>>>

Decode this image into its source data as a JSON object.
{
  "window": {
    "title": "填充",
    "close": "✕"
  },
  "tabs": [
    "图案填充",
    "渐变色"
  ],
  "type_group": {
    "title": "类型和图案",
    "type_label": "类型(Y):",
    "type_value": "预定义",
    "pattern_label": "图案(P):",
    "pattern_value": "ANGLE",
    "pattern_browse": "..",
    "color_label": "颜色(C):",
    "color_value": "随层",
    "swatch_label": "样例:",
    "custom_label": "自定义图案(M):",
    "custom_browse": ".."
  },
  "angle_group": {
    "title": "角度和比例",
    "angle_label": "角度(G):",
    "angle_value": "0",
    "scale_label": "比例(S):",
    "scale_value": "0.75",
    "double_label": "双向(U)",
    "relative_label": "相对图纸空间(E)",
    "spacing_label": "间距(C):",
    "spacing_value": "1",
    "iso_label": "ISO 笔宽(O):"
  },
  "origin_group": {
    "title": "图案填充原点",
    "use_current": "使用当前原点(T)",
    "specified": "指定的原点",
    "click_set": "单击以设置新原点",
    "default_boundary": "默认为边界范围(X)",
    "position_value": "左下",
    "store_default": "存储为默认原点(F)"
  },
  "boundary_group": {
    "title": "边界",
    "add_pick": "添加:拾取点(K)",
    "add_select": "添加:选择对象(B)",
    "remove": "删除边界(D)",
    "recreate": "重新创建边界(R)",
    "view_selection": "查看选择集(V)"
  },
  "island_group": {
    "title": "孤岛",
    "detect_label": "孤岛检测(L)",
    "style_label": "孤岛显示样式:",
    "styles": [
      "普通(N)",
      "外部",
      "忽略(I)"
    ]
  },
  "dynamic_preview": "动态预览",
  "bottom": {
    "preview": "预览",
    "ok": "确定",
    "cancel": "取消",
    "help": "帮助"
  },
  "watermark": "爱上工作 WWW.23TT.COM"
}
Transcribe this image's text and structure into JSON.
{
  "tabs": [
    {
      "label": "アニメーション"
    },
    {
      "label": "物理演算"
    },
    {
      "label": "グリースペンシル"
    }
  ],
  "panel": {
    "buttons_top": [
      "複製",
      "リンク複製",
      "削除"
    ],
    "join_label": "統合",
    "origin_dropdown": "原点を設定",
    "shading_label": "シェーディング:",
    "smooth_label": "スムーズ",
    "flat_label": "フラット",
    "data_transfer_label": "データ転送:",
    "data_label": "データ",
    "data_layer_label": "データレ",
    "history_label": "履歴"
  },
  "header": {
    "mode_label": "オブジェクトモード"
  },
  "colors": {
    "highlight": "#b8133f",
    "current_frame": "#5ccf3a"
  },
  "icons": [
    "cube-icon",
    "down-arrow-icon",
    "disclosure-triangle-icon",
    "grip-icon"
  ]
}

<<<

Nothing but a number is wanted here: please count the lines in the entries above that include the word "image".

2